UCL Discovery
UCL home » Library Services » Electronic resources » UCL Discovery

Endoplasmic reticulum polymers impair luminal protein mobility and sensitize to cellular stress in alpha1-antitrypsin deficiency.

Ordóñez, A; Snapp, EL; Tan, L; Miranda, E; Marciniak, SJ; Lomas, DA; (2013) Endoplasmic reticulum polymers impair luminal protein mobility and sensitize to cellular stress in alpha1-antitrypsin deficiency. Hepatology , 57 (5) 2049 - 2060. 10.1002/hep.26173. Green open access

[thumbnail of 26173_ftp.pdf]
Preview
PDF
26173_ftp.pdf

Download (2MB)

Abstract
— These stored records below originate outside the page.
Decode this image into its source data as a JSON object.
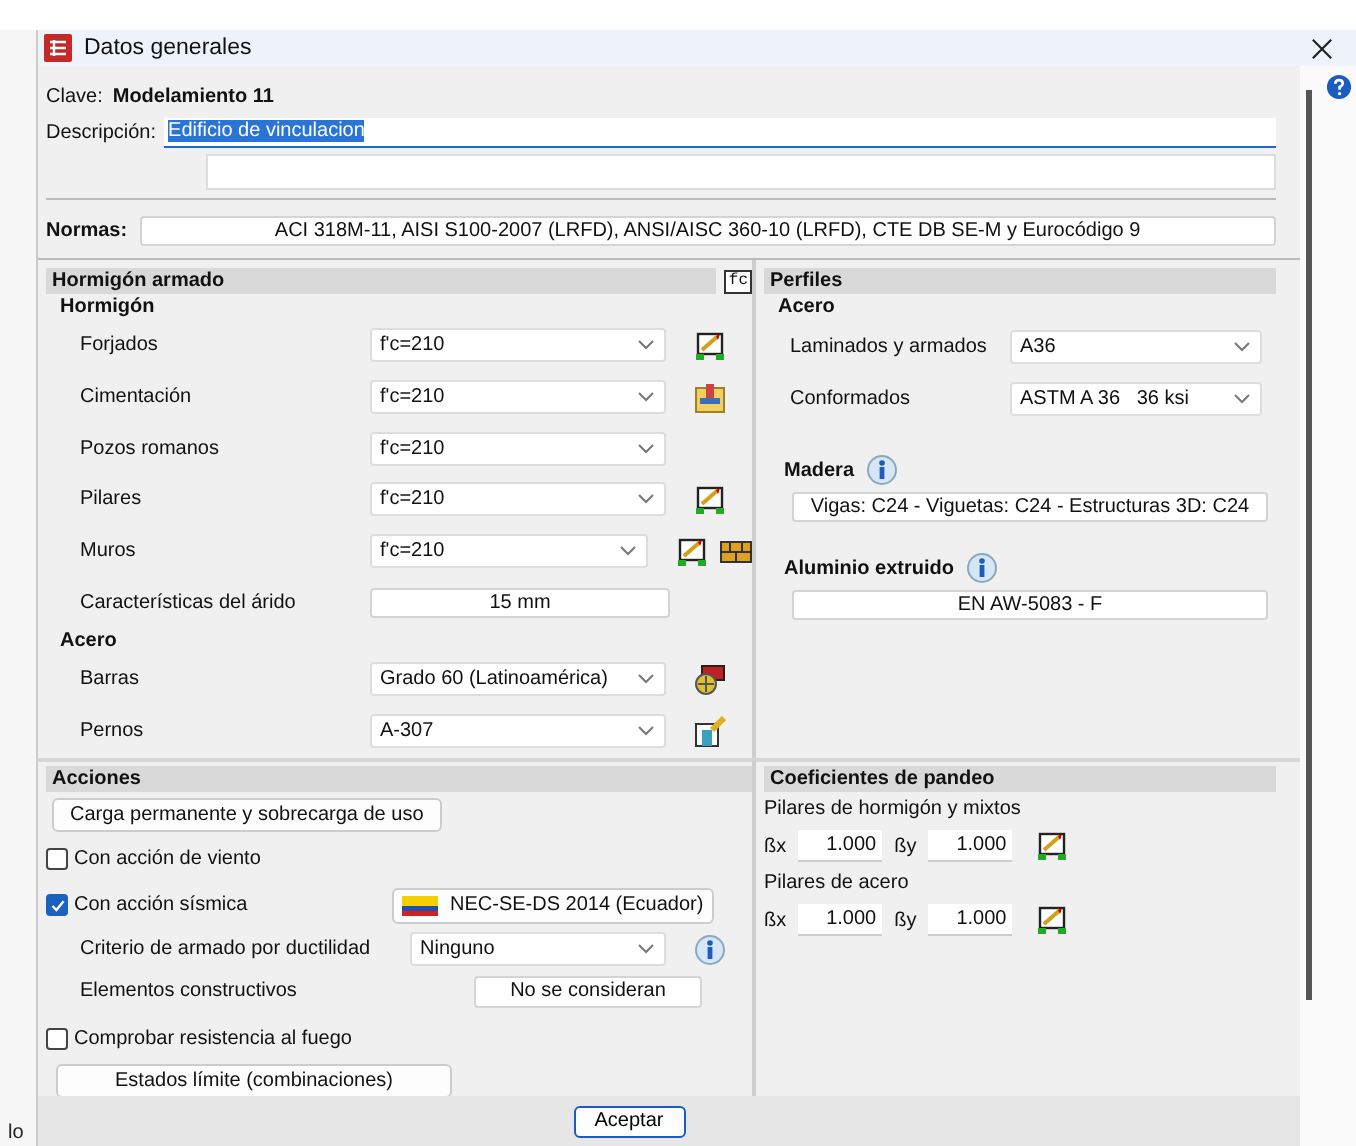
{
  "window": {
    "title": "Datos generales"
  },
  "behind_text": "lo",
  "clave": {
    "label": "Clave:",
    "value": "Modelamiento 11"
  },
  "descripcion": {
    "label": "Descripción:",
    "value": "Edificio de vinculacion",
    "text_selected": true
  },
  "normas": {
    "label": "Normas:",
    "value": "ACI 318M-11, AISI S100-2007 (LRFD), ANSI/AISC 360-10 (LRFD), CTE DB SE-M y Eurocódigo 9"
  },
  "hormigon_armado": {
    "title": "Hormigón armado",
    "header_icon_text": "fc",
    "groups": [
      {
        "title": "Hormigón",
        "rows": [
          {
            "kind": "select",
            "label": "Forjados",
            "value": "f'c=210",
            "icons": [
              {
                "kind": "frame"
              }
            ]
          },
          {
            "kind": "select",
            "label": "Cimentación",
            "value": "f'c=210",
            "icons": [
              {
                "kind": "footing"
              }
            ]
          },
          {
            "kind": "select",
            "label": "Pozos romanos",
            "value": "f'c=210",
            "icons": []
          },
          {
            "kind": "select",
            "label": "Pilares",
            "value": "f'c=210",
            "icons": [
              {
                "kind": "frame"
              }
            ]
          },
          {
            "kind": "select",
            "label": "Muros",
            "value": "f'c=210",
            "icons": [
              {
                "kind": "frame"
              },
              {
                "kind": "brick"
              }
            ]
          },
          {
            "kind": "field",
            "label": "Características del árido",
            "value": "15 mm",
            "icons": []
          }
        ]
      },
      {
        "title": "Acero",
        "rows": [
          {
            "kind": "select",
            "label": "Barras",
            "value": "Grado 60 (Latinoamérica)",
            "icons": [
              {
                "kind": "rebar"
              }
            ]
          },
          {
            "kind": "select",
            "label": "Pernos",
            "value": "A-307",
            "icons": [
              {
                "kind": "bolt"
              }
            ]
          }
        ]
      }
    ]
  },
  "perfiles": {
    "title": "Perfiles",
    "acero": {
      "title": "Acero",
      "rows": [
        {
          "label": "Laminados y armados",
          "value": "A36"
        },
        {
          "label": "Conformados",
          "value": "ASTM A 36   36 ksi"
        }
      ]
    },
    "madera": {
      "title": "Madera",
      "value": "Vigas: C24 - Viguetas: C24 - Estructuras 3D: C24"
    },
    "aluminio": {
      "title": "Aluminio extruido",
      "value": "EN AW-5083 - F"
    }
  },
  "acciones": {
    "title": "Acciones",
    "carga_button": "Carga permanente y sobrecarga de uso",
    "viento": {
      "label": "Con acción de viento",
      "checked": false
    },
    "sismica": {
      "label": "Con acción sísmica",
      "checked": true,
      "norm_button": "NEC-SE-DS 2014 (Ecuador)"
    },
    "criterio": {
      "label": "Criterio de armado por ductilidad",
      "value": "Ninguno"
    },
    "elementos": {
      "label": "Elementos constructivos",
      "value": "No se consideran"
    },
    "fuego": {
      "label": "Comprobar resistencia al fuego",
      "checked": false
    },
    "estados_button": "Estados límite (combinaciones)"
  },
  "pandeo": {
    "title": "Coeficientes de pandeo",
    "groups": [
      {
        "title": "Pilares de hormigón y mixtos",
        "bx_label": "ßx",
        "bx": "1.000",
        "by_label": "ßy",
        "by": "1.000"
      },
      {
        "title": "Pilares de acero",
        "bx_label": "ßx",
        "bx": "1.000",
        "by_label": "ßy",
        "by": "1.000"
      }
    ]
  },
  "footer": {
    "ok_button": "Aceptar"
  }
}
Point mutants of alpha1 -antitrypsin (α1AT) form ordered polymers that are retained as inclusions within the endoplasmic reticulum (ER) of hepatocytes in association with neonatal hepatitis, cirrhosis, and hepatocellular carcinoma. These inclusions cause cell damage and predispose to ER stress in the absence of the classical unfolded protein response (UPR). The pathophysiology underlying this ER stress was explored by generating cell models that conditionally express wild-type (WT) α1AT, two mutants that cause polymer-mediated inclusions and liver disease (E342K [the Z allele] and H334D) and a truncated mutant (Null Hong Kong; NHK) that induces classical ER stress and is removed by ER-associated degradation. Expression of the polymeric mutants resulted in gross changes in the ER luminal environment that recapitulated the changes observed in liver sections from individuals with PI*ZZ α1AT deficiency. In contrast, expression of NHK α1AT caused electron lucent dilatation and expansion of the ER throughout the cell. Photobleaching microscopy in live cells demonstrated a decrease in the mobility of soluble luminal proteins in cells that express E342K and H334D α1AT, when compared to those that express WT and NHK α1AT (0.34 ± 0.05, 0.22 ± 0.03, 2.83 ± 0.30, and 2.84 ± 0.55 μm(2) /s, respectively). There was no effect on protein mobility within ER membranes, indicating that cisternal connectivity was not disrupted. Polymer expression alone was insufficient to induce the UPR, but the resulting protein overload rendered cells hypersensitive to ER stress induced by either tunicamycin or glucose depletion. Conclusion: Changes in protein diffusion provide an explanation for the cellular consequences of ER protein overload in mutants that cause inclusion body formation and α1AT deficiency.

Type: Article
Title: Endoplasmic reticulum polymers impair luminal protein mobility and sensitize to cellular stress in alpha1-antitrypsin deficiency.
Location: United States
Open access status: An open access version is available from UCL Discovery
DOI: 10.1002/hep.26173
Publisher version: http://dx.doi.org/10.1002/hep.26173
Language: English
Additional information: © 2012 American Association for the Study of Liver Diseases. Full text made available to UCL Discovery by kind permission of Wiley. PMCID: PMC3871212
Keywords: Animals, Cell Line, Cricetinae, Cricetulus, Endoplasmic Reticulum Stress, Female, Inclusion Bodies, Models, Animal, Mutation, Polymers, Proteins, Stress, Physiological, Unfolded Protein Response, alpha 1-Antitrypsin, alpha 1-Antitrypsin Deficiency
UCL classification: UCL
UCL > Provost and Vice Provost Offices > VP: Health
URI: https://discovery.ucl.ac.uk/id/eprint/1382018
Downloads since deposit
146Downloads
Download activity - last month
Download activity - last 12 months
Downloads by country - last 12 months

Archive Staff Only

View Item View Item